--- Supplied information ---
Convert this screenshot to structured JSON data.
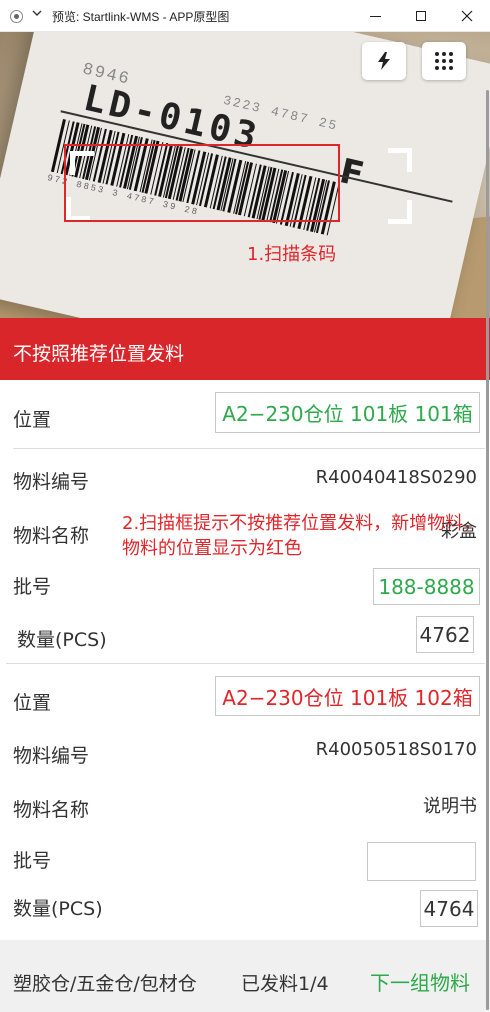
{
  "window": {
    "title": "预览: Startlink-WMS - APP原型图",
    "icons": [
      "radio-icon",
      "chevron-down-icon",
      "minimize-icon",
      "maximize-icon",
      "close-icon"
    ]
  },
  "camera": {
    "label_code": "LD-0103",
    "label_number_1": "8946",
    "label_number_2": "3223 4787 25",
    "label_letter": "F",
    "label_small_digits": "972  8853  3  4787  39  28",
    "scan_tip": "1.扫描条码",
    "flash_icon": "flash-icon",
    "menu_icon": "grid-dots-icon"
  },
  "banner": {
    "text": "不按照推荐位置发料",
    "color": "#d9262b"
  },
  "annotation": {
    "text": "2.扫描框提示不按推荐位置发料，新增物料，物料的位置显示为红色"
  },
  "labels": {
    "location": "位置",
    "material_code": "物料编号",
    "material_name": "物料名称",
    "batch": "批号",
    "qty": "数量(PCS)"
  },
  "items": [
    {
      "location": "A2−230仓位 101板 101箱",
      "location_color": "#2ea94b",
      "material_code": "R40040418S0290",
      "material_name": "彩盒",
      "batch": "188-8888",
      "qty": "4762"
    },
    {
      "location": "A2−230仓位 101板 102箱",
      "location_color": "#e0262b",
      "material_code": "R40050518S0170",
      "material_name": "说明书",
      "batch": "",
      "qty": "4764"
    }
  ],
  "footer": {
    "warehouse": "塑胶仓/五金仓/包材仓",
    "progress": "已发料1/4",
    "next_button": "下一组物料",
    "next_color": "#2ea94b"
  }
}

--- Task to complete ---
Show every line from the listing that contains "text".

--- Output of the exercise ---
    "text": "不按照推荐位置发料",
    "text": "2.扫描框提示不按推荐位置发料，新增物料，物料的位置显示为红色"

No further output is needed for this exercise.